START SOURCE MATERIAL
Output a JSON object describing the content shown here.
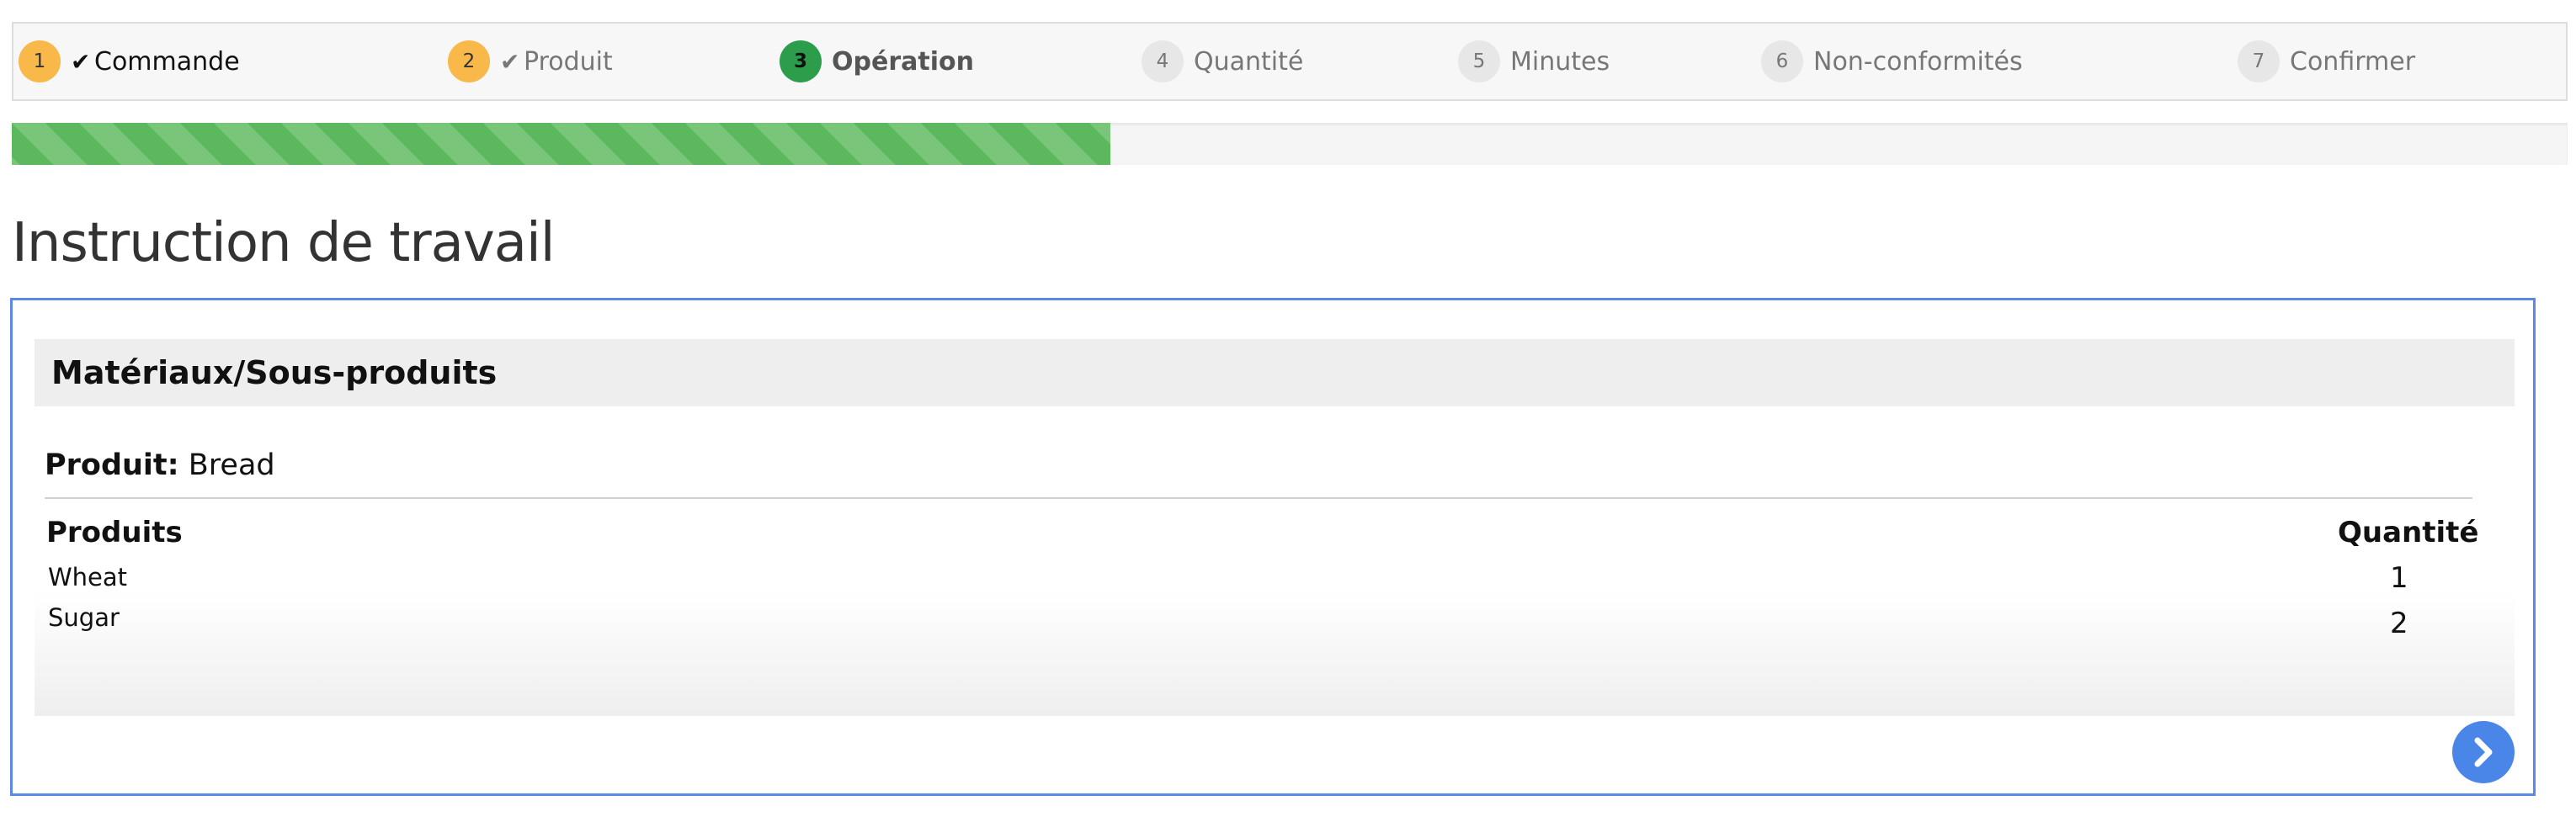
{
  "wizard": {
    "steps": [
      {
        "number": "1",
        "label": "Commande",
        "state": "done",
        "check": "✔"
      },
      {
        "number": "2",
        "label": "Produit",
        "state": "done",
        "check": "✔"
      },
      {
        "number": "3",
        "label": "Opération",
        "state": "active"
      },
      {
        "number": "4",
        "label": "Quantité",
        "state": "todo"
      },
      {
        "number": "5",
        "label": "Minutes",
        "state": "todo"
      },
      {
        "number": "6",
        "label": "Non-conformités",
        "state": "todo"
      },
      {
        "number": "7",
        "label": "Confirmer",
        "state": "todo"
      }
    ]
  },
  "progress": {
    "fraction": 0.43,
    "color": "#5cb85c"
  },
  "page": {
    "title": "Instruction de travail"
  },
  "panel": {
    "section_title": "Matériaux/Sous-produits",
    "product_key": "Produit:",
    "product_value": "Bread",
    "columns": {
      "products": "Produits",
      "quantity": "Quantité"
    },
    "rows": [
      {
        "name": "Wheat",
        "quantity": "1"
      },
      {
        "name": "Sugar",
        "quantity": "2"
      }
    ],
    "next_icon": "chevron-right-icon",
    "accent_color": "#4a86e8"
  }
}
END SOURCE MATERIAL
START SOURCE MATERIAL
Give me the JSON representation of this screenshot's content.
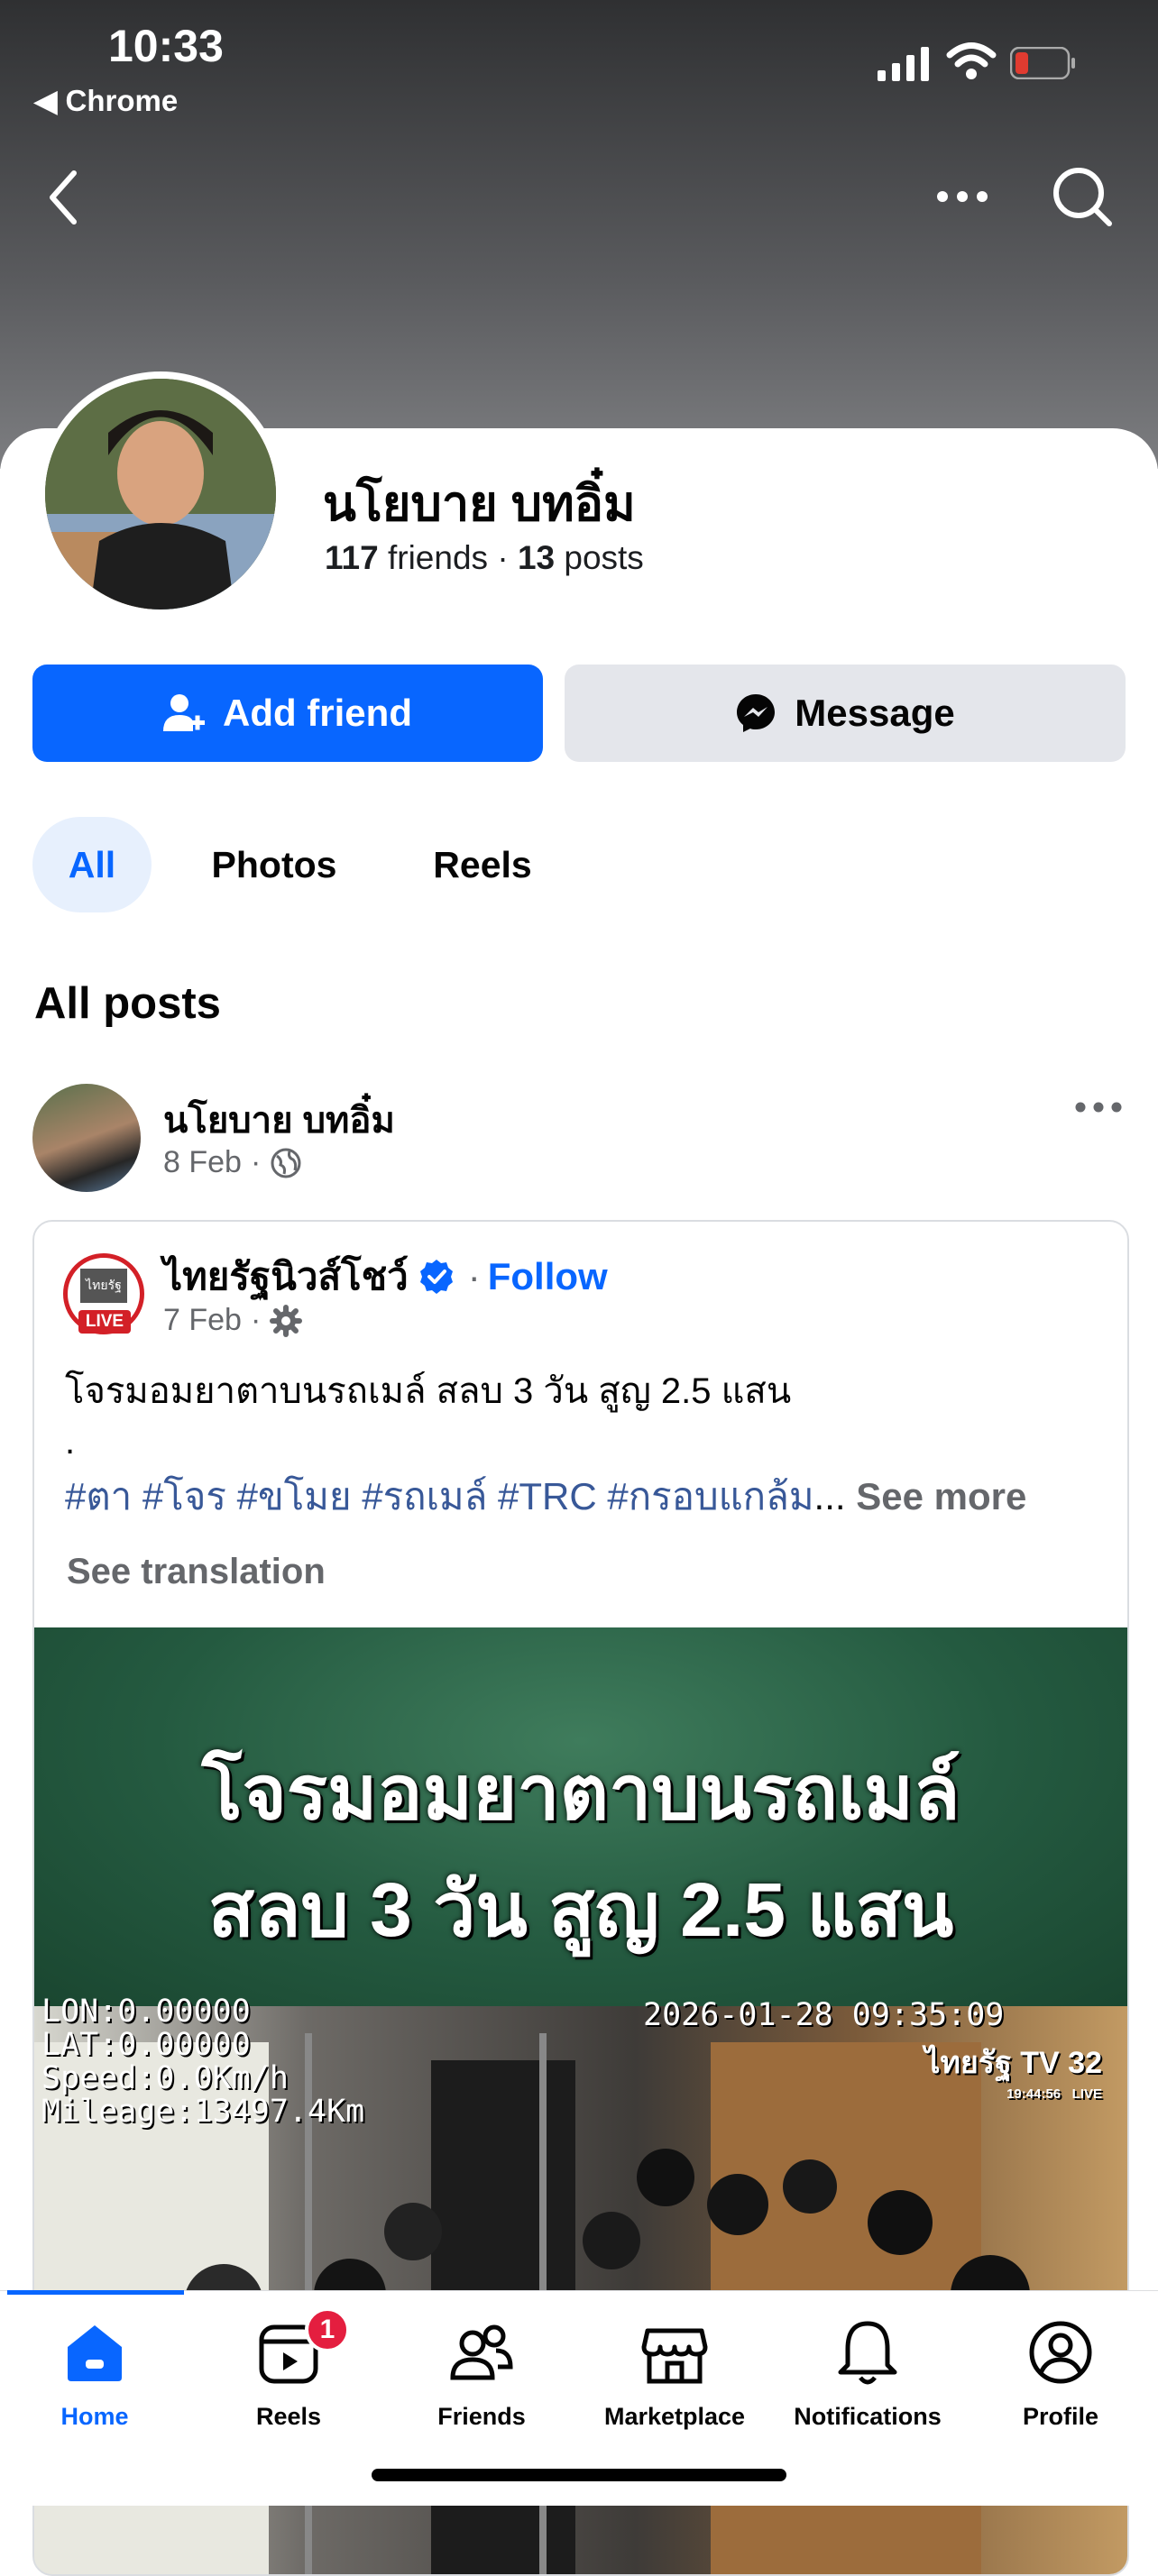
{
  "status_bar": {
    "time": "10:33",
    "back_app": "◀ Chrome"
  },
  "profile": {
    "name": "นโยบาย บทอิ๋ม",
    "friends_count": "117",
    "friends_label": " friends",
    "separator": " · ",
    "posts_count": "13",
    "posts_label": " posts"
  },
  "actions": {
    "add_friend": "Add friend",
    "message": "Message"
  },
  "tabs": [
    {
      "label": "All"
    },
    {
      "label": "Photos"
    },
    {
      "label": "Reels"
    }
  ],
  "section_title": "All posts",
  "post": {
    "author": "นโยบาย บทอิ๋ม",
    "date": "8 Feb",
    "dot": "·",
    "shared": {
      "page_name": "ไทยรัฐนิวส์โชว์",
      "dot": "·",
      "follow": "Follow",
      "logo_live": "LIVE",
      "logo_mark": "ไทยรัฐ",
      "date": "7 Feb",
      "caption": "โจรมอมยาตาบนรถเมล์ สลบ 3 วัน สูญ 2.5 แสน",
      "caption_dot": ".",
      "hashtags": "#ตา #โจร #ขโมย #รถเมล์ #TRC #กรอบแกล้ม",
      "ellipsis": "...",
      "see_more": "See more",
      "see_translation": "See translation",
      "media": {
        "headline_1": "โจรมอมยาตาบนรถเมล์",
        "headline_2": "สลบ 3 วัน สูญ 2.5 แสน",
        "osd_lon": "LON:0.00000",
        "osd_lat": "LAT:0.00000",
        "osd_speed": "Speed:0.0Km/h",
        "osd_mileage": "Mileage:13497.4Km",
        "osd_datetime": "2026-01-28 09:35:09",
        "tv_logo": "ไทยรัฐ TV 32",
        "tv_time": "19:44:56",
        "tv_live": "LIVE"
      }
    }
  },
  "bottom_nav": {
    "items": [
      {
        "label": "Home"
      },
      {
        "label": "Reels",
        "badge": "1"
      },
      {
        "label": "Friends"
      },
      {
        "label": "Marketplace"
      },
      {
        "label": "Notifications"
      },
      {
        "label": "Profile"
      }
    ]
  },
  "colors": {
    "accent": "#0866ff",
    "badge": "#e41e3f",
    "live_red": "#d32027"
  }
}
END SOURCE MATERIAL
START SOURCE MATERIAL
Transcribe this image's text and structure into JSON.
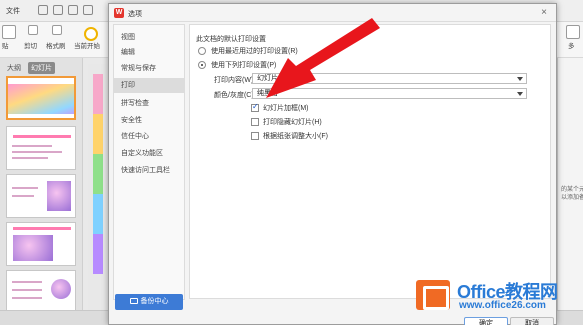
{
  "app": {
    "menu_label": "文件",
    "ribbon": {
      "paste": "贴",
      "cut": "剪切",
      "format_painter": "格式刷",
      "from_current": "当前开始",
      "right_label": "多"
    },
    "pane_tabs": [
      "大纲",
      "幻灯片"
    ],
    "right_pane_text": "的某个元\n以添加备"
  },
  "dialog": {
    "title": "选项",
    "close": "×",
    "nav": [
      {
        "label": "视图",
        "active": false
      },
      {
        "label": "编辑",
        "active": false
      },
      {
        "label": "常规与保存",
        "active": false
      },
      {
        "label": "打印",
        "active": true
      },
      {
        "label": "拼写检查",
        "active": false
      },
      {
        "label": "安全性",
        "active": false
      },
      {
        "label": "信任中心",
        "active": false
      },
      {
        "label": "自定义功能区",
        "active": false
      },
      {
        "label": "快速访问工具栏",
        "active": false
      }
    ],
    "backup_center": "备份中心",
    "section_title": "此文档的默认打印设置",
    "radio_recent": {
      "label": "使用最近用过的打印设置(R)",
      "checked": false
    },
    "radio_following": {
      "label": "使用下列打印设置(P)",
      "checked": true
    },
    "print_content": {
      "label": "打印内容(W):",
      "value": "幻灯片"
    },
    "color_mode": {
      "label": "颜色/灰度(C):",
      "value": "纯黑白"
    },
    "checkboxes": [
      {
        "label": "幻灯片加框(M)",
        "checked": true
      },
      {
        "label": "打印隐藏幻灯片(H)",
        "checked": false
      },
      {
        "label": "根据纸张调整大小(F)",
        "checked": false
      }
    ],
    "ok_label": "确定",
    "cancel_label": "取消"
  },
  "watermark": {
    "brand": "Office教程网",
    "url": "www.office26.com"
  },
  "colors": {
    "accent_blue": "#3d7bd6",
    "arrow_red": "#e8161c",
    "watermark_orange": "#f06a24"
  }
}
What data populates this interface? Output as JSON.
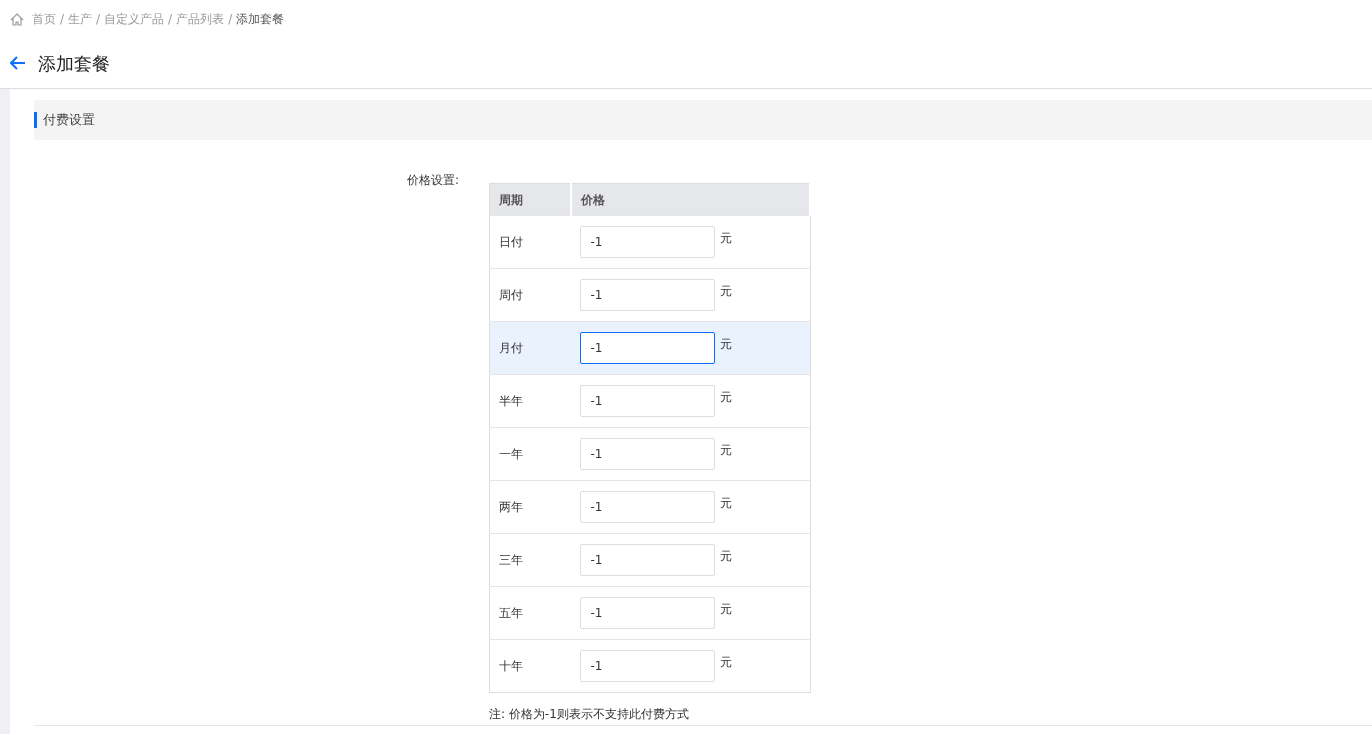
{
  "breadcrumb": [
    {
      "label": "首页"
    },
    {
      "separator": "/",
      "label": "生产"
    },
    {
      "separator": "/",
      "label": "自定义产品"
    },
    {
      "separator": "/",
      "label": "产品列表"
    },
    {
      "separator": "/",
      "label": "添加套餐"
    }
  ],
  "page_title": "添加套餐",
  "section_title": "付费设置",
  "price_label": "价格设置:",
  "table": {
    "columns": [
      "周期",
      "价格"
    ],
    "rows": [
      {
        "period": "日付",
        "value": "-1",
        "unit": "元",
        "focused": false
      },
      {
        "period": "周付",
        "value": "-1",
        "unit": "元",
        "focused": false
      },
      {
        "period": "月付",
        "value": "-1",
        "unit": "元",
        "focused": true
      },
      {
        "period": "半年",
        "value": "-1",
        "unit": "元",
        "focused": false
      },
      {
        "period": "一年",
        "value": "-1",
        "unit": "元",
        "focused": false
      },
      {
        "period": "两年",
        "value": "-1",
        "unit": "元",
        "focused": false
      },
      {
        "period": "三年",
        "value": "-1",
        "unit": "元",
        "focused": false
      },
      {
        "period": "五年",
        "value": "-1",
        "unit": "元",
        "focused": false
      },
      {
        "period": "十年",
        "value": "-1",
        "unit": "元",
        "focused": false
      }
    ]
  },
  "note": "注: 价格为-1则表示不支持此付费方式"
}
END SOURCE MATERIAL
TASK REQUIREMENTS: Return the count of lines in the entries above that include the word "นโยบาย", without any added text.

RESULT: 2